These are chat archives for etorreborre/specs2

1st
Mar 2018
Bert Poller
@bpoller
Mar 01 2018 10:51

Hi Eric, I would like to specify the timeFactor in a test as in

class ATestSpec extends Specification with TeamMoodTestApplication {

  def is(implicit ee: ExecutionEnv) = args.execute(timeFactor = 1)  ^ {
...
}
}

though it compiles there's something wrong in my syntax as the result says empty test suite

Could you please give me a little hint ? Thanks :smile:
Eric Torreborre
@etorreborre
Mar 01 2018 12:10
Can you please tell me which version you are using? I'll try to have a look this afternoon
Bert Poller
@bpoller
Mar 01 2018 12:35
Its version 3.8.9. After further investigation I rephrase my problem statement with the following complete code snipped :
package services

import org.specs2.concurrent.ExecutionEnv
import org.specs2.mutable.Specification

import scala.concurrent.Future


class ATestSpec(implicit ee: ExecutionEnv) extends Specification {

  override def is = args(xonly = true) ^ {

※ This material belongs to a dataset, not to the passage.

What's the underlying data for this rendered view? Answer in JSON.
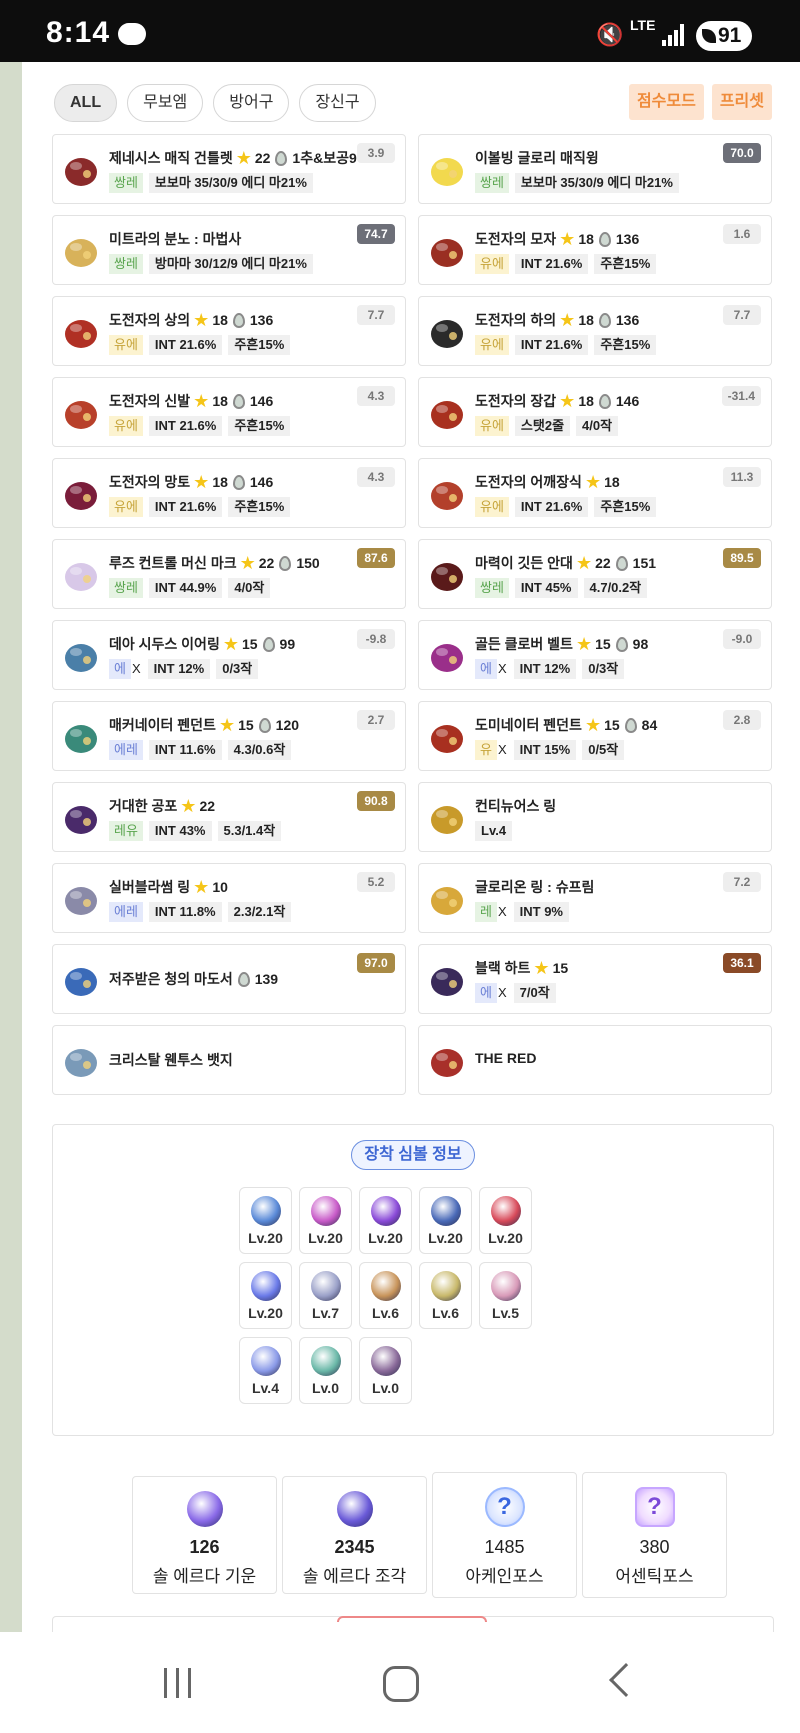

    "TeamService" should {
      "count the team size" in {
        val result = Future(1)
        result must beEqualTo(1).await
      }
    }
  }
}
I would like to inject command line arguments into my test. However as soon as I use the def is = syntax regardless of whether I use an args statement or not, test execution works but test results show: "Empty test suite."
Thank you @etorreborre for having a look into it
Eric Torreborre
@etorreborre
Mar 01 2018 13:06
Can you try 4.0.3? Also how do you run your tests, IntelliJ? Did you try with sbt only?
Also arguments in a mutable spec can be invoked directly:
class ATestSpec(implicit ee: ExecutionEnv) extends mutable.Specification {

  xonly

  "TeamService" should {
    "count the team size" in {
      val result = Future(1)
      result must beEqualTo(1).await
    }
  }
}
In mutable specs you can't use def is because this method is automatically populated when you write statements like "count the team size" in .... This add a new 'Specification fragment' to a private local variable. When executing the spec, all the collected fragments are being used to implement the def is method. This is all the beauty of having a DSL relying on mutation :-)
Bert Poller
@bpoller
Mar 01 2018 13:13
Ok Eric, you last phrase was a bit too challenging for me, the noob. But your trick with the xonly did it ! Thank you.
One last question instead of the xonly, I could change the timeFactor by simply plugging args.execute(timeFactor = 25) ?
Eric Torreborre
@etorreborre
Mar 01 2018 13:14
yes that's supposed to work
Bert Poller
@bpoller
Mar 01 2018 13:14
ok that's great ! I'll give it a try :thumbsup:
This did the job. Done! Thank you so much! :clap:
Eric Torreborre
@etorreborre
Mar 01 2018 13:18
The last phrase is worth thinking about. The code you put in a mutable.Specification is declared inside the body of a class. This is cool because you can write those statements without having to related them to any attribute or method. ButSo when you load the class, this code is executed right away. And this code is the whole spec definition! So if we want to control how things are executed we need to store this code in a mutable variable, hence the name mutable.Specification. That's why, in order to be able to implement such a DSL, we need mutability and this complicates a bunch of things internally.
Good, glad to know everything's working for you :-)